How OAuth 2.0 works?

Jude Niroshan
Oct 9, 2018 · 4 min read

OAuth is a specification and it is being used to Authorization of resources for different outside people. We are using OAuth 2.0 as the standard specification by the time of writing this post. OAuth is a very simple workflow which has defined to allow the facility for the resource owner to share resources in a more controlled manner.

Today, almost all the giants in software industry adhere to this specification so that other software systems can easily share resources in between the system.

OAuth 2.0 is a HTTPS-based protocol which enables a resource owner (the end-user), using a user-agent (typically a browser), lets a client (typically an API consumer) access a protected resource on a resource server (typically an API provider) using credentials stored on an authorization server. Access to the protected resource is authorized by an access token.

Clients are assigned secrets that are shared with the authorization server.

1. Authorization Flows

There are 4 flows available.

1.1. Authorization Code flow

The Authorization Code flow is used when the client is a third-party server or web application, which performs the access to the protected resource.

The client does not have access to the resource owner credentials.

The user-agent connects to a URL hosted by the client. The client redirects the user-agent to the authorization server, including information identifying itself (a client id), the request (scope — the permissions being requested), and a URL pointing back to the client (redirect URL — it is referred to as an URI in the spec though it is always a HTTP URL).

The authorization server authorizes the resource owner, and may perform authentication such as username/password verification, and confirmation of the action requested. On success, it directs the user-agent back to the client through the provided redirect URL, adding an authorization code to the URL.

The redirect URL typically points to a server-side script that requests the access token through a POST to the authorization server. The POST is authenticated by the client secret, and provides the authorization code received as proof that the resource owner has indeed authorized the request. The server responds with the access token and an expiration time in the POST response.

1.2. Implicit Grant flow

The Implicit Grant flow is used when the user-agent will access the protected resource directly, such as in a rich web application or a mobile app. The client secret is not used.

The user-agent connects to a URL on the authorization server. This could either be a direct connection, or through a redirect made from the client. The request contains the client id, the request scope, and the redirect URL. If the authorization server passes the request, it performs a redirect to the redirect URL with the access token and expiration time in the fragment (after the hash #).

While the redirect URL points to the client, code inside the client (that is, the server-side app) does not see it. Instead, the URL may be used to load JavaScript that takes the access token from the URL and uses it. Or, a mobile app can capture the redirect, extract the access token and use it in its code, in which case the URL may just point to static content.

1.3. Resource Owner Password Credentials flow

The resource owner password credentials flow is used when the resource owner trusts the client to get its username and password.
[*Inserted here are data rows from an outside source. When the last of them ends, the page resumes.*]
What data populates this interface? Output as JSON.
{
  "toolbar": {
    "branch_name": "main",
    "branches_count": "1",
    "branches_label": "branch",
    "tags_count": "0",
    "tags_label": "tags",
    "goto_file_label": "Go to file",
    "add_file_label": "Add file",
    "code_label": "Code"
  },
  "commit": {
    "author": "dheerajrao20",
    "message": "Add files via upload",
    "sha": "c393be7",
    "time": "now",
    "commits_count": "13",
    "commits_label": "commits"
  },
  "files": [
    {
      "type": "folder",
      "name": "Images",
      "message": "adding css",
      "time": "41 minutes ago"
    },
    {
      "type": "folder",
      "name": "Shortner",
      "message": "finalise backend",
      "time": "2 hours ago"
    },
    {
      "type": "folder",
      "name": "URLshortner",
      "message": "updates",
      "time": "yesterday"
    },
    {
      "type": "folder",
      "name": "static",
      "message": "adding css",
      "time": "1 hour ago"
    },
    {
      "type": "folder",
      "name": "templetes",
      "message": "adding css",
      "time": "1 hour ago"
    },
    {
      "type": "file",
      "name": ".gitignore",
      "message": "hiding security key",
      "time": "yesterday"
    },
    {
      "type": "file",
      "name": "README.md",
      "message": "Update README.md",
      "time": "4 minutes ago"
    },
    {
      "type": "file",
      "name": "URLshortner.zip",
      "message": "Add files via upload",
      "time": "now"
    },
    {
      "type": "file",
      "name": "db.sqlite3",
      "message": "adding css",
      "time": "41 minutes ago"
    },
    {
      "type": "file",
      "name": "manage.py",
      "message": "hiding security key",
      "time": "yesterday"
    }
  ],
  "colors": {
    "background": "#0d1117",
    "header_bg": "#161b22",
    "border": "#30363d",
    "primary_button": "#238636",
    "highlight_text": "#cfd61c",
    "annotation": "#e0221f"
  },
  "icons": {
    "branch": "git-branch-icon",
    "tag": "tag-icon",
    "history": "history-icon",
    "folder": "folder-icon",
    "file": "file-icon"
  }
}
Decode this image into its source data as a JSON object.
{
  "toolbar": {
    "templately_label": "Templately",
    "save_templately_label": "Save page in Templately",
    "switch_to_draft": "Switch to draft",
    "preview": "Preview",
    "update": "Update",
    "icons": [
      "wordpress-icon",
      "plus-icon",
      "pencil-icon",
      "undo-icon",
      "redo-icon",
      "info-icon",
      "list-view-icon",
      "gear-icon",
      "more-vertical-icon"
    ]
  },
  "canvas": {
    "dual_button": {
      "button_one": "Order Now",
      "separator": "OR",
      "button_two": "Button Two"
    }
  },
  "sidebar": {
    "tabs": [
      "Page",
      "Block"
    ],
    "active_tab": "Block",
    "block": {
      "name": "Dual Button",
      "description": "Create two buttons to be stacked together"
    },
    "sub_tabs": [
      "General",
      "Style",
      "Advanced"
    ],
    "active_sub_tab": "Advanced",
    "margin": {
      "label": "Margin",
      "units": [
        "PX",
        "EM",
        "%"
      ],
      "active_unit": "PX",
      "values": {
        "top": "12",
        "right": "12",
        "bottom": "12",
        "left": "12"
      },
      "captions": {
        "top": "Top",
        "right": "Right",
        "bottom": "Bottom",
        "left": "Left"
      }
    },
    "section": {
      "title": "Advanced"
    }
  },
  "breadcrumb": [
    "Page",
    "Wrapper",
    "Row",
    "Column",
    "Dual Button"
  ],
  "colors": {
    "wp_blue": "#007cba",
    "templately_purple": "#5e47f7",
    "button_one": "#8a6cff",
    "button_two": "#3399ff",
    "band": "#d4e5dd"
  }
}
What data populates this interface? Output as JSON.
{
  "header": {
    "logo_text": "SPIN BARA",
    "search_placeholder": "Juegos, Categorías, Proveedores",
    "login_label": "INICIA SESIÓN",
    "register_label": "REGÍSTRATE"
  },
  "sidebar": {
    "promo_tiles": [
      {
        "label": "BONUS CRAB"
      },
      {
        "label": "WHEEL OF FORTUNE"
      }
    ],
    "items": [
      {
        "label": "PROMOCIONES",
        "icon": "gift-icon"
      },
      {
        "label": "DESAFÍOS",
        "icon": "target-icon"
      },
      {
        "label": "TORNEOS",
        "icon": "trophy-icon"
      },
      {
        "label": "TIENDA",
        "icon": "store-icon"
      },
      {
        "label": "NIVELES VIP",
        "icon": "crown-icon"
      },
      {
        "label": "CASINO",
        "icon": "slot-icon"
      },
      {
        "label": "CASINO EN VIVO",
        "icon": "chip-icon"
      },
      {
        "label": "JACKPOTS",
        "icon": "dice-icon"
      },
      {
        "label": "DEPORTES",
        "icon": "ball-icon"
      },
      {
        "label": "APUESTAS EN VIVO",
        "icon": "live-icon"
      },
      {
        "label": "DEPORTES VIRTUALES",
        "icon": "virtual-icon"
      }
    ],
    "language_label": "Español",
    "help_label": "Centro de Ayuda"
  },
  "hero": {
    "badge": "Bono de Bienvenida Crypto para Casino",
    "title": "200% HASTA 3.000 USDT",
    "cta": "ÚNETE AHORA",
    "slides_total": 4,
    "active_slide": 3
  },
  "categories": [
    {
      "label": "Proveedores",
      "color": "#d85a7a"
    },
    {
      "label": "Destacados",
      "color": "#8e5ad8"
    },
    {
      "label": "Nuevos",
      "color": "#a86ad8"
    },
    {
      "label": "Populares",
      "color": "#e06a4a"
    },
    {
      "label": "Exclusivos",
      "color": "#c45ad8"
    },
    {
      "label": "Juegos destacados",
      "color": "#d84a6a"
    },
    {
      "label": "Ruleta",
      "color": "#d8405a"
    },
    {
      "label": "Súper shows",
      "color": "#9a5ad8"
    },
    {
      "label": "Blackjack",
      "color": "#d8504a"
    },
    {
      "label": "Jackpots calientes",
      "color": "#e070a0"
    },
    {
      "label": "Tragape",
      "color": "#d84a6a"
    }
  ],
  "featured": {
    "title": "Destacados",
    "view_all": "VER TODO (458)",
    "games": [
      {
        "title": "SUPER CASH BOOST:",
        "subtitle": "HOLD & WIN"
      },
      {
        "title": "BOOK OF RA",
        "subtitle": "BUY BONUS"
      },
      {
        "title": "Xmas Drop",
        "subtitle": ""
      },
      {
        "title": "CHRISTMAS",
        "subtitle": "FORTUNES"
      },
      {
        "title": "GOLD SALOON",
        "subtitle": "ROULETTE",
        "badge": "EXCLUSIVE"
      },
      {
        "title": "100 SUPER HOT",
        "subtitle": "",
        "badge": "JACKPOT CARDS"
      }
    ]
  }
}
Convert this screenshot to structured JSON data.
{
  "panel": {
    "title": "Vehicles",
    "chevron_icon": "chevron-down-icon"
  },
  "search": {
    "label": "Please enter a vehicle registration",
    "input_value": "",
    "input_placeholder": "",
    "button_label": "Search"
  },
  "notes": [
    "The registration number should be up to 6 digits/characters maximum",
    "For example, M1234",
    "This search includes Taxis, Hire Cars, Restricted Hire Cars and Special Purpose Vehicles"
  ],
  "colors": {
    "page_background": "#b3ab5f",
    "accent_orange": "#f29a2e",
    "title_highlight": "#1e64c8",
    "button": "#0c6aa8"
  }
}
The client obtains the credentials through other means that are out of scope, then passes them directly to the authorization server to request an access token. This flow can be used to migrate traditional username/password authentication schemes.

1.4. Client Credentials flow

The client credentials flow obtains the access token purely based on the client shared secret.

2. Access to the Protected Resource

Once the client or user-agent (in the implicit grant flow) has the access token, it may use it to access the protected resource. There are 2 standard ways of sending the credentials, though more can be defined.

2.1. Bearer Token

The access token is should be placed in the Authorization HTTP header, and may only be placed in a POST request body, or the GET URL parameters as a fallback option.

2.2. MAC

A cryptographic MAC (Message Authentication Code) is computed using elements of the request and sent in the Authorization header. The Resource Owner computes and compares the MAC upon receiving the request.

The access token may only be placed in the Authorization HTTP header

3. Refresh Tokens

In the Authorization Code and Resource Owner Credentials flows, the authorization server implementation may choose to issue a refresh token. This refresh token may be used to obtain a new access token without requesting authorization again.

Jude Niroshan

Written by

Undergraduate at SLIIT | Google Summer of Code student